Zack Davies has been found guilty of attempted murder after carrying out a knife attack at Tesco in Mold.
Davies had denied attempted murder but admitted wounding with intent.
Zack Davies had admitted wounding the newly-qualified dentist with intent to cause grievous bodily - but had denied attempted murder.Read the full story ›
ISIS murderer Jihadi John was an “inspiration” to the man who launched a machete attack on an Asian dentist in a supermarket, a court has heard.
Zack Davies who shouted “white power” during the attack had looked up a website about the Koran and beheadings. Under cross examining Davies, was asked if one of the words he looked up before he left the house that day was "beheading".
Davies said, “I got very fascinated by Jihadi John and was inspired by him,” and that he even had a mask.
He said he had thought about wearing it and attacking his mother’s boyfriend.
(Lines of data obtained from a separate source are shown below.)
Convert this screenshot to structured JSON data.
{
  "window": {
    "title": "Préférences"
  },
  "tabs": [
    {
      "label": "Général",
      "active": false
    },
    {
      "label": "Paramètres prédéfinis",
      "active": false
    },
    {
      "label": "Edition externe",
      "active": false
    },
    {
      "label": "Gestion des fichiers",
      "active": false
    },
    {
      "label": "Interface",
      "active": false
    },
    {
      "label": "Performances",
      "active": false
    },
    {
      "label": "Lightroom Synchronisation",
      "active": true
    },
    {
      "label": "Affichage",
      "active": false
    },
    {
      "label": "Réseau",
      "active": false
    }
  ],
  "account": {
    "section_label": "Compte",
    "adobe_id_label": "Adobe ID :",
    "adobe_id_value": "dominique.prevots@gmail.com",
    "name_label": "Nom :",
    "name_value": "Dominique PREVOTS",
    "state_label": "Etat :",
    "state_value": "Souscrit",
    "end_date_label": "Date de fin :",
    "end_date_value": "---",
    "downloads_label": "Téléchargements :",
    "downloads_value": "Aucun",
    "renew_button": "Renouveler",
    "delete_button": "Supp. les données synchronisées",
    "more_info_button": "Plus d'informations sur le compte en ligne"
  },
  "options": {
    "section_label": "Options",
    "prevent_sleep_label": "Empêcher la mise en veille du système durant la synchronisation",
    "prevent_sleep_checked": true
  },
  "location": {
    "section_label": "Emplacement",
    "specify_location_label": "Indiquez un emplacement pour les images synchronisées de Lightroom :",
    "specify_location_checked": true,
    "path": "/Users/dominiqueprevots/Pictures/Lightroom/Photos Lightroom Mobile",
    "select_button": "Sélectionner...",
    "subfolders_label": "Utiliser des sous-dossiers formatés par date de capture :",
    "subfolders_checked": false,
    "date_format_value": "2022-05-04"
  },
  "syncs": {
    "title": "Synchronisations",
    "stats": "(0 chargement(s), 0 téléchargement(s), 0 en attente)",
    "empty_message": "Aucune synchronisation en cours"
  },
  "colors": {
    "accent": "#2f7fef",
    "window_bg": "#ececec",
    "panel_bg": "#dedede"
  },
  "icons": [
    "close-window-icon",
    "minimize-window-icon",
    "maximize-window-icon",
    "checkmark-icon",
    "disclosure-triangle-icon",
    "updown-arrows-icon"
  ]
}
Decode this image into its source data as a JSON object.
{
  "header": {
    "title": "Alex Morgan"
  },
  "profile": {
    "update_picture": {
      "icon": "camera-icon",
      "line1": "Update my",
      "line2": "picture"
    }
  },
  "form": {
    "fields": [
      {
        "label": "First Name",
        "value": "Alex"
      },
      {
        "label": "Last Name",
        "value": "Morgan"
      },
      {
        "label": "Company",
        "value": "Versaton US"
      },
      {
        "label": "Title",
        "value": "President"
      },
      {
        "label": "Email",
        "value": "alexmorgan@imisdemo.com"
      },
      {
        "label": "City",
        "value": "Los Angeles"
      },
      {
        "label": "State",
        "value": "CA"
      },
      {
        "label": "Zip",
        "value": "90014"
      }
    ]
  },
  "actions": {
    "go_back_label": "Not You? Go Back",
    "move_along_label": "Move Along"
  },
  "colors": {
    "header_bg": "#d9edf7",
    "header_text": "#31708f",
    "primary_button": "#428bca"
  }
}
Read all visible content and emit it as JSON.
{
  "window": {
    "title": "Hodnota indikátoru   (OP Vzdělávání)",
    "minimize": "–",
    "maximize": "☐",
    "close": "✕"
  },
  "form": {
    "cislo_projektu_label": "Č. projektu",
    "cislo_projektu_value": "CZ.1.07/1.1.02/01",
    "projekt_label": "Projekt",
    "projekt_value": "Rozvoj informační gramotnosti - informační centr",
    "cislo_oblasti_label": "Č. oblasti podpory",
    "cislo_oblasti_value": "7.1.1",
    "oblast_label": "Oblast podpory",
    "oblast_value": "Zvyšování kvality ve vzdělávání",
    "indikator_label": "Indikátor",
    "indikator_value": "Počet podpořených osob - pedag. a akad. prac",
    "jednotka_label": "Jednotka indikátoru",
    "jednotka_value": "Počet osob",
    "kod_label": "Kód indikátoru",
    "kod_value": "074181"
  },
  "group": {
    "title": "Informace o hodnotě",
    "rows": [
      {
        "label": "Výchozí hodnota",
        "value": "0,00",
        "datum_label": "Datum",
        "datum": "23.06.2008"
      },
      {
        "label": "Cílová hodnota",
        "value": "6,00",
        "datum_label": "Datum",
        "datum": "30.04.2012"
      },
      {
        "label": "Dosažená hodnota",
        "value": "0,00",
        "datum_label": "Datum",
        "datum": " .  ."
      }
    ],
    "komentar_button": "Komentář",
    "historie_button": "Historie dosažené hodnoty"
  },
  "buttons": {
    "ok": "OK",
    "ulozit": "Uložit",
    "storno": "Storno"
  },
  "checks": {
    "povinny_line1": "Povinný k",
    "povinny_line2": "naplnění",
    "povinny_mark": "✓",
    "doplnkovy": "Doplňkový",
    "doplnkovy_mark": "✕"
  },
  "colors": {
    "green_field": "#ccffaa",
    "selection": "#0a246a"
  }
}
Asked if he thought about beheading someone, he replied, “I thought about hurting someone.”
But Davies told the court he had no intention of killing Dr Bhambra who he attacked in a Tesco store in Mold.
The prosecution put to him: “You are a racist at the end of the day.”
Davies replied: “I don’t think it is that clear cut. I had contradictory extreme views, especially with my interest in Isis and National Socialism.”
The trial continues.
Zach Davies, on trial for the attempted murder of a dentist in a local Tesco store, tells a jury he did not intent to kill his victim.Read the full story ›
A 26-year-old man on trial for a racially-motivated machete attack on an Asian shopper in a Tesco store in Mold, North Wales, told police it was the accumulation of "fifteen years of bottled up anger and rage," a court has heard.
Zack Davies was fascinated with Nazi ideology and planned to "avenge" the death of fusilier Lee Rigby when he attacked Dr Sarandev Bhambra in January, Mold Crown Court has heard.
"The more I read I started to realise maybe the wrong side won the war," Davies said of his fascination with Nazi ideology, in a conversation with police.
Dr Bhambra, a 24-year-old dentist from Leeds, suffered "life-changing injuries," the court was told.
Correspondent Rupert Evelyn is at Mold Crown Court for the trial:
"I spoke about events in France, the rise of Isis and mentioned Lee Rigby"... Davies told police about what he said during the attack
"I remember hitting the skull and I saw the white of the skull"...."i realised he could have been seriously hurt"
Court hears Zack Davies told police he had been expelled from school when he was about 11 or 12 for taking a knife to attack a classmate.Read the full story ›
Hairdresser Nicola Joy claimed £43,000 in benefits as a single mum - but dropped a clanger by putting her wedding photos on Facebook.Read the full story ›
Zack Davies shouted "justice for whites" and "this is for Lee Rigby" as he attacked a dentist, court hears.Read the full story ›
A trainee dentist suffered life-changing injuries in a racially motivated revenge attack, a court has heard.
Victim Dr Sarandev Bhambra, from Leeds, was working at Mold in North Wales and was attacked with a machete and a hammer when he went to do some lunch time shopping.
Defendant Zack Davies was said to be laughing and shouting “this is revenge” and “this is for Lee Rigby” as he did so.
Mr Davies denies attempted murder but admits wounding with intent.
Prosecuting barrister Sion ap Mihangel said that Mr Davies had gone out looking for his mother’s boyfriend to attack him, but he could not find him.
Instead, he followed Dr Bhambra because of his Asian appearance into the Tesco store and attacked him within minutes with the machete and claw hammer which he had in a rucksack.
The trial continues.
A little girl of four was left home alone while her mother went out to work.
Police went to her home in Mold, North Wales, following an anonymous tip off to social workers.
They found the house in an unkempt condition and the girl was home alone with the front door unlocked.
The mother had gone out in the car to visit customers.
The enormity of what she had done had not dawned on her until later, Flintshire Magistrates' court heard .
She had since given up work and her husband has changed his working pattern her solicitor Bethan Jones explained.
The mother, who had no previous convictions, admitted neglecting the child in a way likely to cause her unnecessary suffering.
She was placed on a 12 month community order with supervision and she was sent on a "positive thinking" workbook programme run by the probation service.
The woman, who was ordered to pay £85 costs, was told by District Judge Gwyn Jones that due to her then working pattern, she "became oblivious to the risks" posed to her youngest child by being left at home alone.